The agency’s overall budget request is $184 million more than it received in the current fiscal year that began July 1.

In addition to MAEP, the money will go toward a 3 percent teacher pay raise and continued work on an ambitious plan to redesign the state’s high school system, among other programs.

The 2009 Legislature convenes on Jan. 6, and Gov. Haley Barbour and key lawmakers have said it will be a tight budget year, but they’ve also made early commitments to MAEP.

“We’ve got a very strong commitment from a lot of different people to the fund adequate education formula, but once we do that, I’m not sure what’s going to be left to fund other education proposals,” said Senate Appropriations Chairman Alan Nunnelee, R-Tupelo.

Barbour recently said revenue reductions for the state likely “will go through the rest of this fiscal year and into the next fiscal year.”

Advocates are hoping education proposals with a relatively small price tag will fare well in the upcoming session. Among those are the accountability components of “The Children First Act of 2009,” an initiative that resulted from the legislatively created Task Force on Underperforming Schools.

The panel spent this past year touring numerous school districts, both successful and underperforming, to deliver recommendations to lawmakers on how to improve schools that struggle academically.

State Education Superintendent Hank Bounds said a key factor in failing schools is leadership.

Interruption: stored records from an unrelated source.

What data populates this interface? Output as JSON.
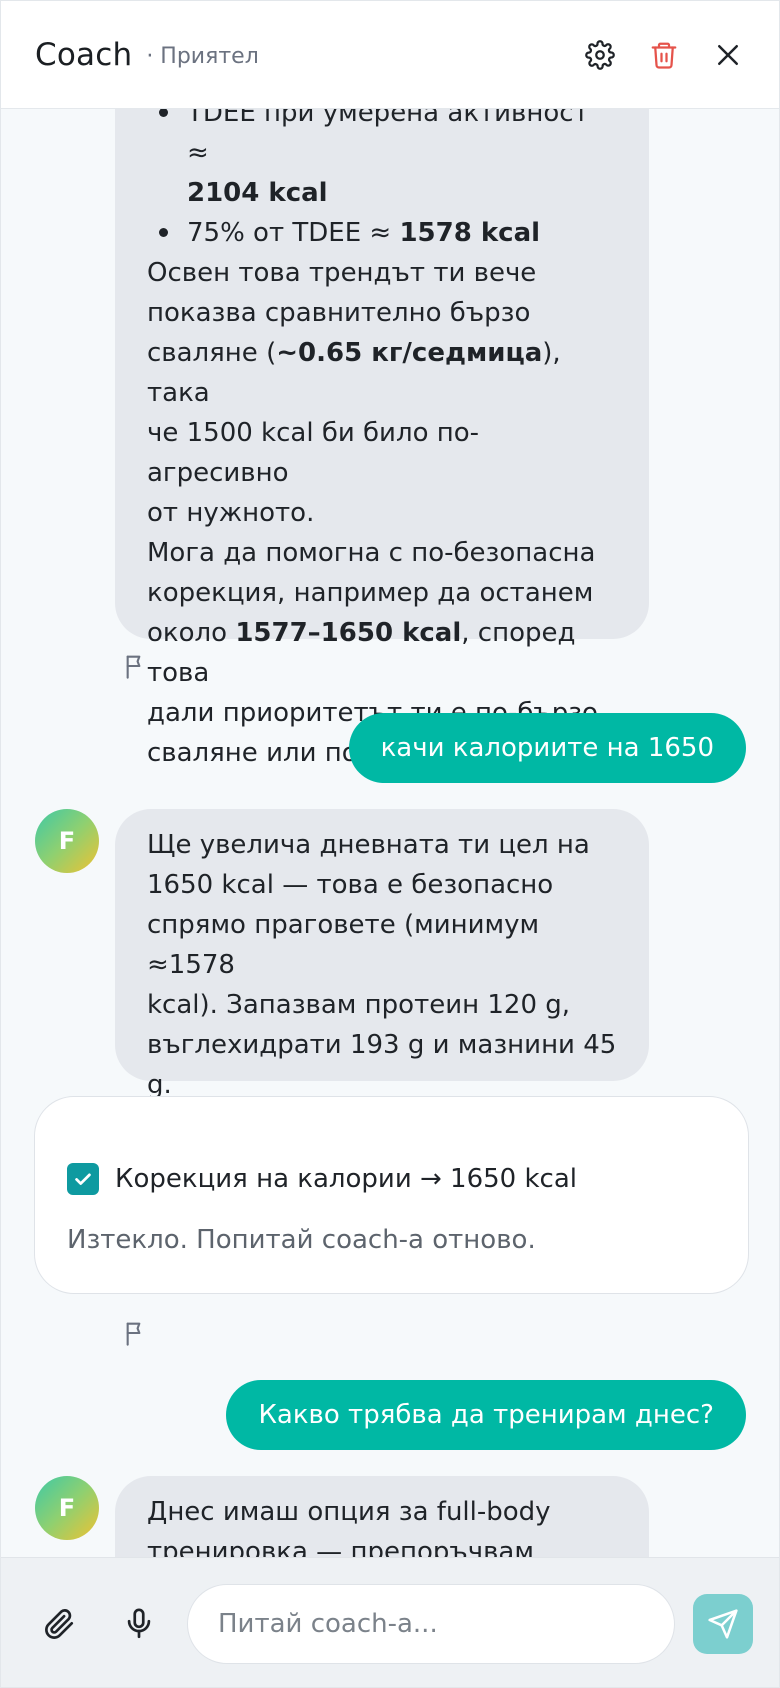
{
  "header": {
    "title": "Coach",
    "subtitle": "· Приятел"
  },
  "messages": {
    "ai1": {
      "bullet1_a": "TDEE при умерена активност ≈",
      "bullet1_b": "2104 kcal",
      "bullet2_a": "75% от TDEE ≈ ",
      "bullet2_b": "1578 kcal",
      "p1_a": "Освен това трендът ти вече",
      "p1_b": "показва сравнително бързо",
      "p1_c_pre": "сваляне (",
      "p1_c_bold": "~0.65 кг/седмица",
      "p1_c_post": "), така",
      "p1_d": "че 1500 kcal би било по-агресивно",
      "p1_e": "от нужното.",
      "p2_a": "Мога да помогна с по-безопасна",
      "p2_b": "корекция, например да останем",
      "p2_c_pre": "около ",
      "p2_c_bold": "1577–1650 kcal",
      "p2_c_post": ", според това",
      "p2_d": "дали приоритетът ти е по-бързо",
      "p2_e": "сваляне или повече енергия."
    },
    "user1": "качи калориите на 1650",
    "avatar_letter": "F",
    "ai2": {
      "l1": "Ще увелича дневната ти цел на",
      "l2": "1650 kcal — това е безопасно",
      "l3": "спрямо праговете (минимум ≈1578",
      "l4": "kcal). Запазвам протеин 120 g,",
      "l5": "въглехидрати 193 g и мазнини 45",
      "l6": "g."
    },
    "action_card": {
      "label": "Корекция на калории → 1650 kcal",
      "note": "Изтекло. Попитай coach-а отново."
    },
    "user2": "Какво трябва да тренирам днес?",
    "ai3": {
      "l1": "Днес имаш опция за full-body",
      "l2": "тренировка — препоръчвам"
    }
  },
  "composer": {
    "placeholder": "Питай coach-а..."
  },
  "colors": {
    "accent": "#00b8a4",
    "danger": "#e5534b",
    "send": "#7ccfcf",
    "bubble_ai": "#e5e8ed"
  },
  "icons": {
    "settings": "gear-icon",
    "delete": "trash-icon",
    "close": "close-icon",
    "flag": "flag-icon",
    "attach": "paperclip-icon",
    "mic": "microphone-icon",
    "send": "send-icon",
    "check": "checkmark-icon"
  }
}
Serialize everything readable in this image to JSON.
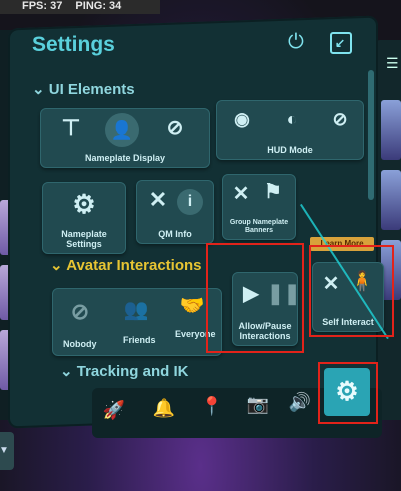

Bounds is asking lawmakers to give his agency authority to remove school boards that oversee underperforming schools.

Lawmakers approved legislation last session that allowed school superintendents to be fired if their districts perform poorly two consecutive years. That law is awaiting U.S. Justice Department approval. The federal agency has to clear any laws related to elections, and in Mississippi some superintendents are elected.

“I think it’s going to help us move off the bottom in so many categories,” Bounds said of the task force’s proposals. “Schools exist to serve boys and girls, period.”

Sam Bounds, president of the Mississippi Association of School Superintendents, said MAEP funding is the group’s priority, but he also supports the accountability component.

“I believe anytime that a team of leaders are not working directly together it affects the whole outcome. We think the bill that has the same accountability for school boards and superintendents will absolutely increase the productivity,” said Bounds, who’s not related to Hank Bounds.

The task force’s other recommendations included:

— Reporting information on student achievement and finances on a district’s Web site or in a local newspaper.

— Spending more money on teacher recruitment.

— State auditing of districts every four years.

— Creating a Mississippi Recovery School District to oversee all troubled districts that have been taken over by the state.

“We’re very pleased that the state Board of Education wants the authority to go in and help schools before they to these really desperate levels,” Loome said. “It’s going to cost a little money for the department to have the resources to go in and help other schools. It doesn’t cost any money to hold schools boards accountable for the level of education they give children.”